High-ranking corporate executives make exorbitant amounts of money. In 2020 Canada’s 100 highest-paid CEOs received an average of $10.9 million annually - 191 times more than the average worker wage.
One reason that corporations pay their executives these ridiculous amounts of money is to reduce their taxes. The money paid to executives can be claimed as a “cost of doing business” no matter how obscene the salary.
Most of an executive’s income doesn’t come from their base salary. In 2018, for instance, 65% of the income of the 100 highest-paid CEOs came from stock options (22%) and bonuses (43%). These alternative sources of income carry their own individual tax breaks for the executives.
So not only are corporate tax bills being drastically reduced… so are the executives’ tax bills. Even after they make their millions.
WHAT’S IN IT FOR THE COMPANIES?
Paying salaries and wages to employees reduces a company's income and thus reduces its tax bill as well. And rightly so.
However, wealthier corporations are able to manipulate this fair principle to keep the money in the hands of the few. With exorbitant perks and bonuses, corporations are able to distribute more of their excessive profits to the executives. The corporation can then deduct the amount given to executives from their income and label it as wages and salary expenses.
This practice causes those executives to get richer than they already are and still reduces the corporation’s tax bill significantly.
Additionally, executives can deduct massive stock options received from corporations to reduce their individual tax bill. Further, executives benefit from a sophisticated wealth management system that ensures they redeem their stock options to minimize their taxes.
In other words, corporations are incentivized by our tax system to pay comparatively small salaries to their executives, and add on millions of dollars in other forms of compensation, to reduce their own corporate tax bill and line the pockets of their “most valuable” employees.
In fact, Canada doesn’t even have a cap on how much companies can deduct in the form of alternative executive pay.
In 2017, former CEO of Magna International, Donald Walker, received a base salary of $430,781, but his total income was $28,614,462, thanks to other forms of compensation such as cash bonuses and stock options.
WHAT SHOULD WE DO?
In the United States, the amount that corporations can deduct is capped at $1 million for each executive. The Canadian government should, at the very least, match this policy.
We should be limiting what any company can deduct from its tax bill at $1 million per executive, regardless if they’re compensated with salary, bonuses, stock options, or anything else. Corporations and executives shouldn’t be rewarded with tax breaks for exacerbating wealth inequality.

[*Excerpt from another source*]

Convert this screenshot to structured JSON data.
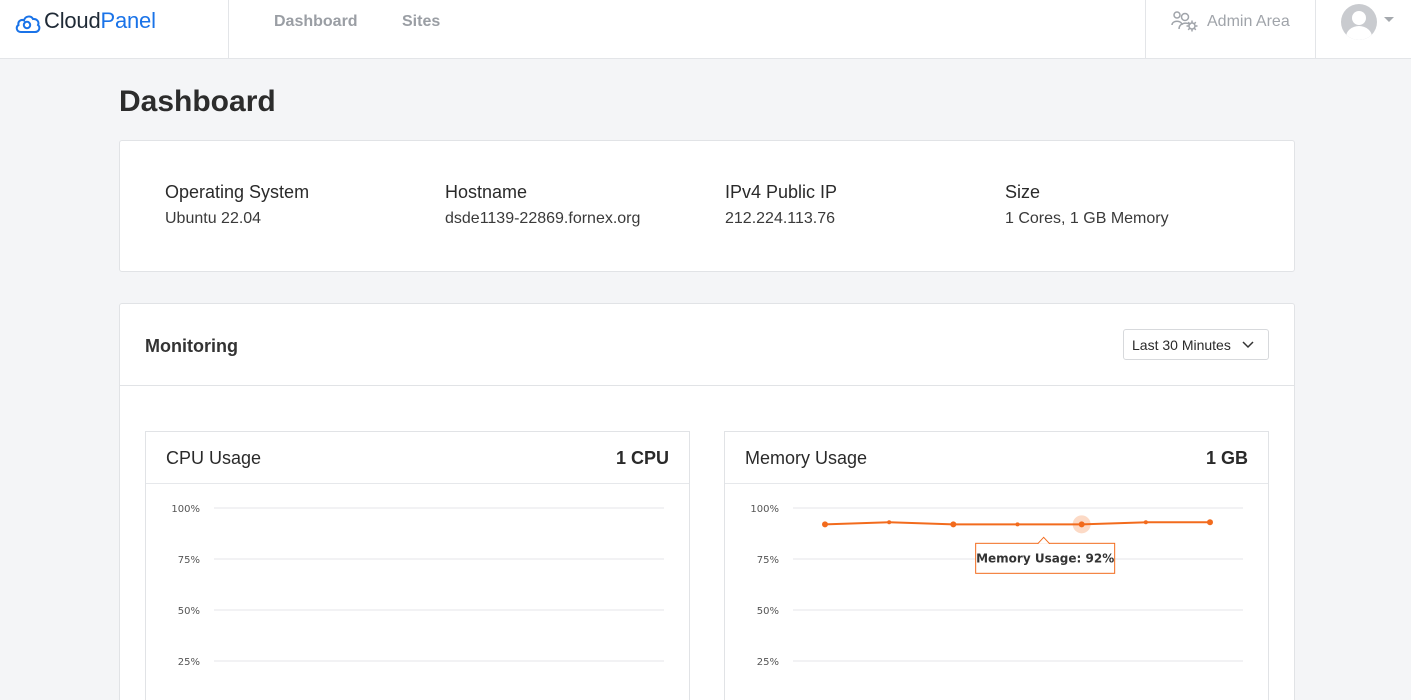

- Boundless Bonuses: Skyrocketing Canadian executive pay during the 2020 pandemic, David Macdonald & Alicia Massie, Canadian Centre for Policy Alternatives (CCPA), August 2021.
- Fail Safe: CEO Compensation in Canada, David Macdonald, Canadian Centre for Policy Alternatives (CCPA), January 2020.